- Relocating utilities and systems out of a basement or elevating the utilities
- Overhead sewers and/or backflow prevention
- Wet floodproofing (e.g., installing flood vents)
- Structural alterations and reconstruction
- Adding or replacing roofing, gutters and downspouts
*Eligible activities are subject to state and local code requirements
Check with your local floodplain administrator to determine flood mitigation alternatives and code requirements. For ideas, visit: http://bit.ly/2DCKlCu.
If you’re considering elevation, and need a contractor visit: http://www.iasm.org and click “Find a Mover.”
If you are considering dry floodproofing, make sure products meet the ANSI/FM Approvals 2510 standard! For qualified products, visit: http://nationalfloodbarrier.org/.
To apply for the 203(k) program, applications must be submitted through an FHA-approved lender, which can be found at http://bit.ly/2EvbntJ.
For additional information on FHA’s 203(k) Rehabilitation Program, please visit: http://bit.ly/2mmStwv
What you should know about flood insurance
- Homeowners are 85 percent more likely to use a flood insurance policy during the span of a 30-year mortgage rather than a homeowner’s policy.
- More than 20 percent of NFIP claims are submitted by people who own property outside of high-risk areas.
- If you live in an area with a high risk of flooding, you have a 25 percent chance of your home being flooded over a 30-year mortgage. In moderate- to low-risk zones, the chance of flooding is lower but still present.
Source: National Flood Insurance Program figures for U.S.
Benefits of Flood Insurance Compared to Disaster Assistance
- You are in control. Flood insurance claims are paid even when there is no federal disaster declaration.
- There is no payback requirement.
- Flood insurance policies are continuous, and are not non-renewed or canceled for repeat losses.
- Flood insurance reimburses you for all covered building losses up to $250,000 for residential structures and up to $500,000 for non-residential structures. Contents
- coverage is also available up to $100,000 for residential structures and up to $500,000 for non-residential structures.
- In Missouri, the average premium for a flood insurance policy is about $1,000 annually. In moderate to low risk zones (preferred risk policies), annual premiums can be less than $200.
- Most forms of federal disaster assistance require a federal disaster declaration.
- Federal disaster declarations are not awarded in all flooding events.
- The most common form of assistance is a loan that must be repaid with interest.
- The duration of a Small Business Administration (SBA) disaster home loan could extend to 30 years.
- The average federal Individuals and Households Program assistance award for federal disaster declarations for flooding in 2008 was less than $4,000.
Find more NFIP information and resources on FEMA's National Flood Insurance Program website.
For people who live in a mapped high-risk Special Flood Hazard Area (SFHA), federal law compels federally backed mortgage lenders to require mortgagees to purchase flood insurance.
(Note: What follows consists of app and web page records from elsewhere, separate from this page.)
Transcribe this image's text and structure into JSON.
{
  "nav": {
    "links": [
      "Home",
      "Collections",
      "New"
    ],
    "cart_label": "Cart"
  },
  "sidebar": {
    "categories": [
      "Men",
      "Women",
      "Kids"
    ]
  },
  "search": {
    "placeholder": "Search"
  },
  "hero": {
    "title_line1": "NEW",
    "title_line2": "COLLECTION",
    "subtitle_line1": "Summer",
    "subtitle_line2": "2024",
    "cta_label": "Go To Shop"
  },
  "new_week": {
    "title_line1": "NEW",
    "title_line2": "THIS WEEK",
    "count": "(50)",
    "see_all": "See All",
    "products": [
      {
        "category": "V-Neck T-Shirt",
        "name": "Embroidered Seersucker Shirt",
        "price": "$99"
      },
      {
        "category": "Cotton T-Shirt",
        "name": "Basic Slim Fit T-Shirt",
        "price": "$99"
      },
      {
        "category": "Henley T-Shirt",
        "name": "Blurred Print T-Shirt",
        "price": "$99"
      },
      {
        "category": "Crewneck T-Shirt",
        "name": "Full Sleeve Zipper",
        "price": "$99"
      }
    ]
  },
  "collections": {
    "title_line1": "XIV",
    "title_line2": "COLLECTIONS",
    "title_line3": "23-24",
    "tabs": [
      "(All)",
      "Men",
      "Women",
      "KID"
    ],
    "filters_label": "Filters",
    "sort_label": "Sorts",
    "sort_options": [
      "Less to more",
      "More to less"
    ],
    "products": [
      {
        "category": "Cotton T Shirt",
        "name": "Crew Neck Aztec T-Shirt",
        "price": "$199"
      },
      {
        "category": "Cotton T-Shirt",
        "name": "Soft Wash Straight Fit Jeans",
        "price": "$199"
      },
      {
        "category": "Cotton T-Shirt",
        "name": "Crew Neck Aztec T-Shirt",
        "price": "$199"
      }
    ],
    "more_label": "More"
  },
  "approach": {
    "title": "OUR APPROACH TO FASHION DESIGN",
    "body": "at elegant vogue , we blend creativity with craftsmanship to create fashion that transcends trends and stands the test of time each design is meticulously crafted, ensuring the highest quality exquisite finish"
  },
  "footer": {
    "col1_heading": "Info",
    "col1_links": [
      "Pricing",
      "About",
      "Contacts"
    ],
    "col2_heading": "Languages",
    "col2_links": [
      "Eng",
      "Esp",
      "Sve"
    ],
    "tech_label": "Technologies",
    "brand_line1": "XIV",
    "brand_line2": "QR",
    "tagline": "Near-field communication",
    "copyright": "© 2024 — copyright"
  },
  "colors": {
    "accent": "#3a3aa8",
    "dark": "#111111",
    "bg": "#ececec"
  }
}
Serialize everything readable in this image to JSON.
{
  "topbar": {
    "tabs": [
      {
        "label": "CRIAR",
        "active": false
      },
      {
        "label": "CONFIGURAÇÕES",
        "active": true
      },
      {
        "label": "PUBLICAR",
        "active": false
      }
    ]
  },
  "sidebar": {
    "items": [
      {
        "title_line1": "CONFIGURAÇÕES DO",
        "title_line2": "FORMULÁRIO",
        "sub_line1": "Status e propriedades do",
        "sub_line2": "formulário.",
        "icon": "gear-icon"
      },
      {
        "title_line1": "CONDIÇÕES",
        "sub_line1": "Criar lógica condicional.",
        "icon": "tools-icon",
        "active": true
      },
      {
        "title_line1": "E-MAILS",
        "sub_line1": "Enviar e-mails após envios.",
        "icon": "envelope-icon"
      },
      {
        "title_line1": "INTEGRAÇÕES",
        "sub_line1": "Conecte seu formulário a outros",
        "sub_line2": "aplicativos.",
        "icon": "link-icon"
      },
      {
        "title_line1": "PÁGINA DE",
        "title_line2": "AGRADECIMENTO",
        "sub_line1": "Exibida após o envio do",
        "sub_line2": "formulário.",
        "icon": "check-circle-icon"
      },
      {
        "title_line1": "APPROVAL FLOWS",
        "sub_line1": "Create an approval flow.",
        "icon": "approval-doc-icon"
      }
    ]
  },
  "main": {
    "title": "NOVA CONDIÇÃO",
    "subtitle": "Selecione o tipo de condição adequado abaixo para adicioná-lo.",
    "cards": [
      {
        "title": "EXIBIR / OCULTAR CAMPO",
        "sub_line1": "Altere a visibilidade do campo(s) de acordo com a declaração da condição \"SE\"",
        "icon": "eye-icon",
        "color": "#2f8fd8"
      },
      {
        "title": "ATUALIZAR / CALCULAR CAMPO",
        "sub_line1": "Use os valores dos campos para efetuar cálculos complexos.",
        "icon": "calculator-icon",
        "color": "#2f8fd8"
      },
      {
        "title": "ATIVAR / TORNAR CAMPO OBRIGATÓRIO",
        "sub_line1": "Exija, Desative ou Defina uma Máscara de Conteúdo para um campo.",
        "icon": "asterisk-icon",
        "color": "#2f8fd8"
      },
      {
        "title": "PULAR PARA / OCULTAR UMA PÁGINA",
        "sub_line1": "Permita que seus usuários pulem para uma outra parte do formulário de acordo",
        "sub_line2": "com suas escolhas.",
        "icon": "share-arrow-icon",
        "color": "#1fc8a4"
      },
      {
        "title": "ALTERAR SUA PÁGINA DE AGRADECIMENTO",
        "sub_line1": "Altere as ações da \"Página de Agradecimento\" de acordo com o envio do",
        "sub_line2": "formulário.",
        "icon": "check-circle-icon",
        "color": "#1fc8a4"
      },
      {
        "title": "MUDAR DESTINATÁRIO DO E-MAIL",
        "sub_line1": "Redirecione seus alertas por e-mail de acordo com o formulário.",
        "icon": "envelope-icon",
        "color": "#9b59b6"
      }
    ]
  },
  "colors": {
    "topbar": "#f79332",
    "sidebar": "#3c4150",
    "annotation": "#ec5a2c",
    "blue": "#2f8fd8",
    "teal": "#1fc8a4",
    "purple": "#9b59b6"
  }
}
SEMA Floodplain Management Section works with communities that participate in the NFIP to ensure compliance with program requirements.
SEMA also is a Cooperating Technical Partner (CTP) with FEMA in the production of Digital Flood Insurance Rate Maps (DFIRM) under the federal Risk Mapping, Assessment and Planning (Risk MAP) program. In addition, the section partners with the Missouri Floodplain and Stormwater Managers Association (MfSMA) and other professional organizations to offer NFIP training for local floodplain administrators, planners, insurance agents, elected officials, lenders, realtors, engineers and surveyors.